* **Work instruction**: For each line below that contains the word "data", return that line.
[Opening Source information section]
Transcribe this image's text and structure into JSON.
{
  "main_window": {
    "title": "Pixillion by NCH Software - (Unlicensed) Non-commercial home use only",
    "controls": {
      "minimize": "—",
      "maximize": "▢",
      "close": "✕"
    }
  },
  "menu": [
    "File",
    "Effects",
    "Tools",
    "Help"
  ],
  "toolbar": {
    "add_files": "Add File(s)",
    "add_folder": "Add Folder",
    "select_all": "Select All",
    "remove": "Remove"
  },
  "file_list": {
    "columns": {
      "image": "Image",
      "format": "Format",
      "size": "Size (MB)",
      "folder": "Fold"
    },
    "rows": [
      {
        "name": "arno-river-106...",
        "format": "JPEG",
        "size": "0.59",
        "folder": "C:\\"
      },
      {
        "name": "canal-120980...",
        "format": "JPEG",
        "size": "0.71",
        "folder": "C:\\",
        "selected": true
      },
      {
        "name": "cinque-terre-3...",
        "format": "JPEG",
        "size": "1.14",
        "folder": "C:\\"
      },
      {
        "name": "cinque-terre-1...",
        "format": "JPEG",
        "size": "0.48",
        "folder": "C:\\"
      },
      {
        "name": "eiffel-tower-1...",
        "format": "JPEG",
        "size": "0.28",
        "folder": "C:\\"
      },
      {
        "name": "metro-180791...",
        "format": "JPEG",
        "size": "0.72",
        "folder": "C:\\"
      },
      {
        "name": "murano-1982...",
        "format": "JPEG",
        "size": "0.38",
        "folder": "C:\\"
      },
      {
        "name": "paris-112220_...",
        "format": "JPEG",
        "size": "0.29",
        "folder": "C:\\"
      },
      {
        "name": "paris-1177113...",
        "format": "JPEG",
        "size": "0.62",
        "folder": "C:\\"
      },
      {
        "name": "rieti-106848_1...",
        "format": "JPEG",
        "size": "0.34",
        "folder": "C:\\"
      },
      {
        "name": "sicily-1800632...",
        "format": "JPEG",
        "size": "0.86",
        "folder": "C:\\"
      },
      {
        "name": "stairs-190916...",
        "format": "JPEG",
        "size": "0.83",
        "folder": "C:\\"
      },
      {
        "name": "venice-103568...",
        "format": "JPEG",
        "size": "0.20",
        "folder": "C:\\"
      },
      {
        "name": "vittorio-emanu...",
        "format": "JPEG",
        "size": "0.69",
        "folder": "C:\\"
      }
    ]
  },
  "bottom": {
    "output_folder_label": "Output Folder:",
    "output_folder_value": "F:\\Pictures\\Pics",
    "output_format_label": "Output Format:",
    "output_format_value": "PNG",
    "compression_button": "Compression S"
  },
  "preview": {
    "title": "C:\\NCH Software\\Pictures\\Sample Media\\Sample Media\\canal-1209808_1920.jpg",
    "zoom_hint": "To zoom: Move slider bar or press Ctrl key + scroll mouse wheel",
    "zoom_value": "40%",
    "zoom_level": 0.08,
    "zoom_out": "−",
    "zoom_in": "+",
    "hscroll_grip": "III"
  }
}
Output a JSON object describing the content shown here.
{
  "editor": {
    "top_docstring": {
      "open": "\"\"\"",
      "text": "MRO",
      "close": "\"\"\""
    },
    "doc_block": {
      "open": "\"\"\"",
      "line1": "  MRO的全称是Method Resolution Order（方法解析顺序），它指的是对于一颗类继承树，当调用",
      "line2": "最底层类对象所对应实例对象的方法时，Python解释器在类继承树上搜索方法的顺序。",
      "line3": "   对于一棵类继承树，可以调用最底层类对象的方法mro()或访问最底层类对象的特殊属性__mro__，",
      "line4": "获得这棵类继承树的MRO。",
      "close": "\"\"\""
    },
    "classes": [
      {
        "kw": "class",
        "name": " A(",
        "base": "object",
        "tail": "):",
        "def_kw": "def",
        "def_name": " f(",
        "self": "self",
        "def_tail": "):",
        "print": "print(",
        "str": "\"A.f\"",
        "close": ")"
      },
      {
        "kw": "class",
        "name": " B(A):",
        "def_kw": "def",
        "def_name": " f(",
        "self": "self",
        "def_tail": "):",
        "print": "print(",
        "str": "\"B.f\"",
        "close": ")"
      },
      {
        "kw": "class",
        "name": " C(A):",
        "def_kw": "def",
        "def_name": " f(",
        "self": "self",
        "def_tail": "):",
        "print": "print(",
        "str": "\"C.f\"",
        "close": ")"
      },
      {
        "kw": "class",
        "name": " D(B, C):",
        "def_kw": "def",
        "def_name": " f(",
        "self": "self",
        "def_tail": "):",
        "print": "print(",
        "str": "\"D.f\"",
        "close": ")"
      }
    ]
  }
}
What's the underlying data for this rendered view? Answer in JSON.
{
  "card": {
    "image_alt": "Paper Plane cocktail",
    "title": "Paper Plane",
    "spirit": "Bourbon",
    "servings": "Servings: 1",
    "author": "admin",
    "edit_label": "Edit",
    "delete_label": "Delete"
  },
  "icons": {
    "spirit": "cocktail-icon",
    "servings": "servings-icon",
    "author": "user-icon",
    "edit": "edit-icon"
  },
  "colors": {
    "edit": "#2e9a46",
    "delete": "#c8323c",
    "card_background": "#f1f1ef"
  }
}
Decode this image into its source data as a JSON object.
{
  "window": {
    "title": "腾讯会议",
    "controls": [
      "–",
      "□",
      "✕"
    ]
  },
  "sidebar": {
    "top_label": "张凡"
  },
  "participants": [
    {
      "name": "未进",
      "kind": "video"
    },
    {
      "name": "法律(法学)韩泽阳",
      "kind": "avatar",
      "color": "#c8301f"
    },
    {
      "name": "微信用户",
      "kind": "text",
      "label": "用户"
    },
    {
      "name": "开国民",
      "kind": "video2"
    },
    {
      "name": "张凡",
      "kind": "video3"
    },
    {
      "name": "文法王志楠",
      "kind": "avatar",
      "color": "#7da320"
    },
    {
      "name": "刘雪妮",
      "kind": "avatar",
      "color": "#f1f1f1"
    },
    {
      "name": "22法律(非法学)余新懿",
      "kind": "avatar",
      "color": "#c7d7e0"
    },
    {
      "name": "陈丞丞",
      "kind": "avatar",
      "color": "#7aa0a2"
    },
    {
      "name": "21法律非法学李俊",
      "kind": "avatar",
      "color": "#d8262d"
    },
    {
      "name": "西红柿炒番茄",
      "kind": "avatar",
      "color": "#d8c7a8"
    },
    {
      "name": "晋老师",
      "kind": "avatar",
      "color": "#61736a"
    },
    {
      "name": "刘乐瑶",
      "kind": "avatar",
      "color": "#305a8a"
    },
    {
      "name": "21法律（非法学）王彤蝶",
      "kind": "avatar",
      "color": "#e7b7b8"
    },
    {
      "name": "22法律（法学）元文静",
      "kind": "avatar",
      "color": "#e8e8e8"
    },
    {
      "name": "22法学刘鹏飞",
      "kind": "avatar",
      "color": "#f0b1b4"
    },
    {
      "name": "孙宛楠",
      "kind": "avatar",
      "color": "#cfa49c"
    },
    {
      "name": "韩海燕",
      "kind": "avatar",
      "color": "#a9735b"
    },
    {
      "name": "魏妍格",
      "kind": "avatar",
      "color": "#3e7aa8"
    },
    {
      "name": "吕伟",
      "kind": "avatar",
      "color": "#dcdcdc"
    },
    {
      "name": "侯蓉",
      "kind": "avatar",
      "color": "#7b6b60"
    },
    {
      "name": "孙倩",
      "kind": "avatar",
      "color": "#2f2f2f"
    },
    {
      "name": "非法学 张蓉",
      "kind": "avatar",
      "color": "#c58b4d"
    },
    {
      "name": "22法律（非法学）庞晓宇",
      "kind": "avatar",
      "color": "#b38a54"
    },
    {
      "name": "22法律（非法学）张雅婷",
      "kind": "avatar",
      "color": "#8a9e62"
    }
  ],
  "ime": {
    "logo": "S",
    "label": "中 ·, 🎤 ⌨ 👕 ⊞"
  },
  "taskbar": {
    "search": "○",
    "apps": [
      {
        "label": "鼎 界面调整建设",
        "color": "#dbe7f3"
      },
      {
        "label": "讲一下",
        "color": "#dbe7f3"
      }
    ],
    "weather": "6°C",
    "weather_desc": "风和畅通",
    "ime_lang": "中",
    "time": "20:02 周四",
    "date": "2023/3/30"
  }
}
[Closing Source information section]
* **Answer to the exercise**:
What's the underlying data for this rendered view? Answer in JSON.
Decode this image into its source data as a JSON object.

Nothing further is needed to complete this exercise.